# Particle identity in conformal cyclic cosmology

I have a few questions about Penrose's conformal cyclic cosmology from a lay perspective.

1. What happens to each particle? The picture of the far future of an aeon in CCC is an exponentially expanding spacetime with only massless particles (mostly photons and gravitons, possibly plus other imagined particles to deal with charge conservation and such). Do these individual particles cross into the next aeon with a meaningfully preserved identity?

2. Does the number of particles change? Looking from the beginning of an aeon to the end, we start with a small number $$N_0$$ of high energy massless particles (low entropy) and end with a very large number $$N_1 >> N_0$$ of low energy particles (high entropy). If the answer of (1) is that particle identity is preserved, when we continue across to the next aeon we'd have $$N_1$$ high energy particles. The end of that aeon would then have $$N_2 >> N_1$$ low energy particles. Would that mean we can treat the absolute entropy as increasing aeon over aeon?

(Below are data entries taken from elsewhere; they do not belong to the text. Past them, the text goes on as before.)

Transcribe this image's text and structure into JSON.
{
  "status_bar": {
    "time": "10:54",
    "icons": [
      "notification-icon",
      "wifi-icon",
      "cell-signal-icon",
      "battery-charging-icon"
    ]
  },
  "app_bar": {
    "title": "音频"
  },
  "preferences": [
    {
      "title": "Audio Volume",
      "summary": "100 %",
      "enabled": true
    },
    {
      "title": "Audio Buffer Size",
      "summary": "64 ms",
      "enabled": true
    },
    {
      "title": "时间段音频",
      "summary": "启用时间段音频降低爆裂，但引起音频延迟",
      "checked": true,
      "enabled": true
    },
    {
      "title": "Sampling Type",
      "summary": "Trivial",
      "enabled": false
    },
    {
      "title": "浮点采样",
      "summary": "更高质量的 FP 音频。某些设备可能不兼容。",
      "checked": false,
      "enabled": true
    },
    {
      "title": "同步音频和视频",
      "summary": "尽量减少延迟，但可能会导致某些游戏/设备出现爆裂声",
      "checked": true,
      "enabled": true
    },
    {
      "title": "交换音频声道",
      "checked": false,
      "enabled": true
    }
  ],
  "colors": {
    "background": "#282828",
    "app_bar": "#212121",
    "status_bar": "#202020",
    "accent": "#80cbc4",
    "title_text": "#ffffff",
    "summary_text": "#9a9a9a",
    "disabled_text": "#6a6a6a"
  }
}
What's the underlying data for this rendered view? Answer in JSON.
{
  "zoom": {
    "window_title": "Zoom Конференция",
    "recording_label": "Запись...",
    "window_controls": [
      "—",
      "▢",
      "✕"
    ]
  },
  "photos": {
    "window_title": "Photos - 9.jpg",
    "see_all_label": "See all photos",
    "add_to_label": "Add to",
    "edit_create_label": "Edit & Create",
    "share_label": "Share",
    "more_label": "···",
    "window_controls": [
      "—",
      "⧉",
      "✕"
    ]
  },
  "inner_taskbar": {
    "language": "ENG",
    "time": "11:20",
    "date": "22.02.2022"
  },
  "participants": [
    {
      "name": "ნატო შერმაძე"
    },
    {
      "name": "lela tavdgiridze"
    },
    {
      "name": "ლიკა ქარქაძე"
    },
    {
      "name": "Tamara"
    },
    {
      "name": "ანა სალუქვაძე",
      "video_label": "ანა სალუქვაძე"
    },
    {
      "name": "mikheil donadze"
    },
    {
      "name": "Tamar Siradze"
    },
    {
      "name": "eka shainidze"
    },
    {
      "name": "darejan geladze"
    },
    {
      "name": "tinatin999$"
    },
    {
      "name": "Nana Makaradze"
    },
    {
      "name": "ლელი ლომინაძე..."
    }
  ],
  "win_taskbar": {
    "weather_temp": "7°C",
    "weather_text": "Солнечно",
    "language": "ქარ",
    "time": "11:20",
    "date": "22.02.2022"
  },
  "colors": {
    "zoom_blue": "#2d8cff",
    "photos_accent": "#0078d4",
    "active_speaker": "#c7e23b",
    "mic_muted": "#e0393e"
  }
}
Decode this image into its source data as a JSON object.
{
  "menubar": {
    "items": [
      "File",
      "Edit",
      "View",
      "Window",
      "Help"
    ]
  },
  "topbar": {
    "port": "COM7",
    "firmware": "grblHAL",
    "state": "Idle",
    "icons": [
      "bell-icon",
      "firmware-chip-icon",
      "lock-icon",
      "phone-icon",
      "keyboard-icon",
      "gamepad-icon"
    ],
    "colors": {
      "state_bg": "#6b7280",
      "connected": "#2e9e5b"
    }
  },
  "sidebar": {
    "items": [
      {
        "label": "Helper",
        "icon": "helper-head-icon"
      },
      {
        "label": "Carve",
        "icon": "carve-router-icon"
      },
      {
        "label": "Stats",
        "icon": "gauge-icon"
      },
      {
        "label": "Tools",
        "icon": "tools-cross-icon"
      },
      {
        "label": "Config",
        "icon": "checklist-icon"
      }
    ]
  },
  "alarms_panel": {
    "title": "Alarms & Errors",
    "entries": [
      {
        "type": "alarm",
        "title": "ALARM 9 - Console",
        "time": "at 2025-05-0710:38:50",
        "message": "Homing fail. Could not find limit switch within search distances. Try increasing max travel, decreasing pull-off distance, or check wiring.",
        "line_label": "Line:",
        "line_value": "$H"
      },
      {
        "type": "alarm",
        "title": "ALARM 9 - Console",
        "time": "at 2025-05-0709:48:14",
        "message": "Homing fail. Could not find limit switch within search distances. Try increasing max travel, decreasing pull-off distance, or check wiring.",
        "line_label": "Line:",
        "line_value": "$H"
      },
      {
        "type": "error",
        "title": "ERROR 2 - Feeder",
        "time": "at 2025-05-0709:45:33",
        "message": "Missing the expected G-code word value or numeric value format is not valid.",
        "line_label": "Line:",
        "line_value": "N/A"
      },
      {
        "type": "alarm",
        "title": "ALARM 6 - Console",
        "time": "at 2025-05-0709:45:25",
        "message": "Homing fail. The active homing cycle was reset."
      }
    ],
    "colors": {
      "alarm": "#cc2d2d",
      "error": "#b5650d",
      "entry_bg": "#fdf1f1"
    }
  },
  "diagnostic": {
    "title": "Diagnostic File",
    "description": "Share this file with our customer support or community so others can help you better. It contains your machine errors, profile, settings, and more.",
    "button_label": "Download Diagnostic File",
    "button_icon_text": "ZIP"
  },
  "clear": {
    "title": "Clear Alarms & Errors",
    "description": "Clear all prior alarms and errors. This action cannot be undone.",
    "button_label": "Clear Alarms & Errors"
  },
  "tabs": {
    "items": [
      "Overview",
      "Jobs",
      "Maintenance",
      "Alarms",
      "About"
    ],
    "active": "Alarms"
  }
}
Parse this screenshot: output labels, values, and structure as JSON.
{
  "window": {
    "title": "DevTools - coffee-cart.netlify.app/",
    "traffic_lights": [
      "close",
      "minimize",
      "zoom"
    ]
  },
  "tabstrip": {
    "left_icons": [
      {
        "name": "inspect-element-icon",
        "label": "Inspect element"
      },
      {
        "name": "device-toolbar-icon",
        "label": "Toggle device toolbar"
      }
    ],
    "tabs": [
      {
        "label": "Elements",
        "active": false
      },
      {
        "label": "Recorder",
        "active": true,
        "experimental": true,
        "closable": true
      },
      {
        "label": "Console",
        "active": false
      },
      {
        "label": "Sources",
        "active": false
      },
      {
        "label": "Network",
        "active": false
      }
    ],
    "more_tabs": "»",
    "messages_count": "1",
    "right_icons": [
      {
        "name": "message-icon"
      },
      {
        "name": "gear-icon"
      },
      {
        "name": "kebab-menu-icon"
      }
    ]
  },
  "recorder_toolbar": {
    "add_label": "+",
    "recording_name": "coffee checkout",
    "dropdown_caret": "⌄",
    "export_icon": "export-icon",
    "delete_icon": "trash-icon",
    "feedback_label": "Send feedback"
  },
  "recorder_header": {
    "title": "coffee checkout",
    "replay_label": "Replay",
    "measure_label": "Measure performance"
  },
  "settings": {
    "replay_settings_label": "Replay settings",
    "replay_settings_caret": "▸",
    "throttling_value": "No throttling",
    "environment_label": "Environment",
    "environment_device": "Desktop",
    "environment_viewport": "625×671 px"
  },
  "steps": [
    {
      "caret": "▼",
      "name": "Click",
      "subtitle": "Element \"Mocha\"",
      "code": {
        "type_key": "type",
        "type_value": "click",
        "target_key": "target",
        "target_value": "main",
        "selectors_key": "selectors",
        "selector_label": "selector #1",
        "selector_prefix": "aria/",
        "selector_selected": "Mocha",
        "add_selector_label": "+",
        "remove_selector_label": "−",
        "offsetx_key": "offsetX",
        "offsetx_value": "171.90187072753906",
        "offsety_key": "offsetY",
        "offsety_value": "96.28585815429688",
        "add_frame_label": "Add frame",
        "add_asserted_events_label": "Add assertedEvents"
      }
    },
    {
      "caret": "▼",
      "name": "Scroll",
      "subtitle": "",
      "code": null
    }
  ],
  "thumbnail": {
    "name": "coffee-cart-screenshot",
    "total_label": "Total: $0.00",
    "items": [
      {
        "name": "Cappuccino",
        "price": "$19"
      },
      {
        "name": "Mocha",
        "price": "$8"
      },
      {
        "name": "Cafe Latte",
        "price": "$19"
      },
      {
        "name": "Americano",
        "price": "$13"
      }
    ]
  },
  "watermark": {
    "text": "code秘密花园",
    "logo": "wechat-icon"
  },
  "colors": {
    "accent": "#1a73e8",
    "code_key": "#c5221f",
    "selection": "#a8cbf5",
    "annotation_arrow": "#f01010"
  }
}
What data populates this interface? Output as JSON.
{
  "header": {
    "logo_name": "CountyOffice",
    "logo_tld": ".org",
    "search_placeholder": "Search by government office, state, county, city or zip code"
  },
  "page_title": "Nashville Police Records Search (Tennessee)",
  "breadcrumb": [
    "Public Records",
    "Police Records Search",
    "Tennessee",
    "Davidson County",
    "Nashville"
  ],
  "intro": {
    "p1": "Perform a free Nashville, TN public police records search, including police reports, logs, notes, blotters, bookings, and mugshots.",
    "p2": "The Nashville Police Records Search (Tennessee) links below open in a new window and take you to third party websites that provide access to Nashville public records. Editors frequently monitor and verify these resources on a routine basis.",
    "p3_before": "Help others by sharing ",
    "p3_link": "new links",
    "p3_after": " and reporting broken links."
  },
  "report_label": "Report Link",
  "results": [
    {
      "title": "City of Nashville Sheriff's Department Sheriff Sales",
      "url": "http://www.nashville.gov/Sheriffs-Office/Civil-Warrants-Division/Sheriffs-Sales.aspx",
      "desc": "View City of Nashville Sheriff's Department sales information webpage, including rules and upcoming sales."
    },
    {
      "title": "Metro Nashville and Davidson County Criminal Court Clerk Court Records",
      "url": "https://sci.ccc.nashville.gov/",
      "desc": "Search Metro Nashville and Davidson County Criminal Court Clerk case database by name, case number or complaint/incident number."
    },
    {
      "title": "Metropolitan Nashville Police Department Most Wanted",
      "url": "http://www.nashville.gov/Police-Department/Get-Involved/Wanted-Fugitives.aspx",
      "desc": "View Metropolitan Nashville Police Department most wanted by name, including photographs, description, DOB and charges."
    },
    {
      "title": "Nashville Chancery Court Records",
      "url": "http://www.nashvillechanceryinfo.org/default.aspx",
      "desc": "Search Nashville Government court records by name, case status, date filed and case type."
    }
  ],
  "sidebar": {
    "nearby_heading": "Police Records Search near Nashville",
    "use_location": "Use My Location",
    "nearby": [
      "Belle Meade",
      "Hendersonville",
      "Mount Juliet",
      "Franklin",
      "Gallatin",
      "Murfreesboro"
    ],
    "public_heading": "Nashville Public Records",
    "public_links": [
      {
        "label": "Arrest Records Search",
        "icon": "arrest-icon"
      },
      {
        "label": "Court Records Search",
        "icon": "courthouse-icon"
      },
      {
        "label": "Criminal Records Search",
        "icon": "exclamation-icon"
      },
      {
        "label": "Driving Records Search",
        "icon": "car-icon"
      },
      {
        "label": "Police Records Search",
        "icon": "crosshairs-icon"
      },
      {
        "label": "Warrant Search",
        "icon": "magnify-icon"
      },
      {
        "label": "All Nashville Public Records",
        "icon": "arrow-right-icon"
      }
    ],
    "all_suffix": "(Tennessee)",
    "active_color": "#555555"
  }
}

3. Per-particle null cones: At the end of an aeon, my intuition would be that the number of particles becomes a constant. Moreover, the particles should become very well separated from each other due to the expansion of space, and indeed would end up with nonoverlapping null cones. But when we continue on to the next aeon the high energy particles near the Big Bang are interacting wildly, and in particular their null cones must intersect. This seems inconsistent, so which step in the line of reasoning is wrong?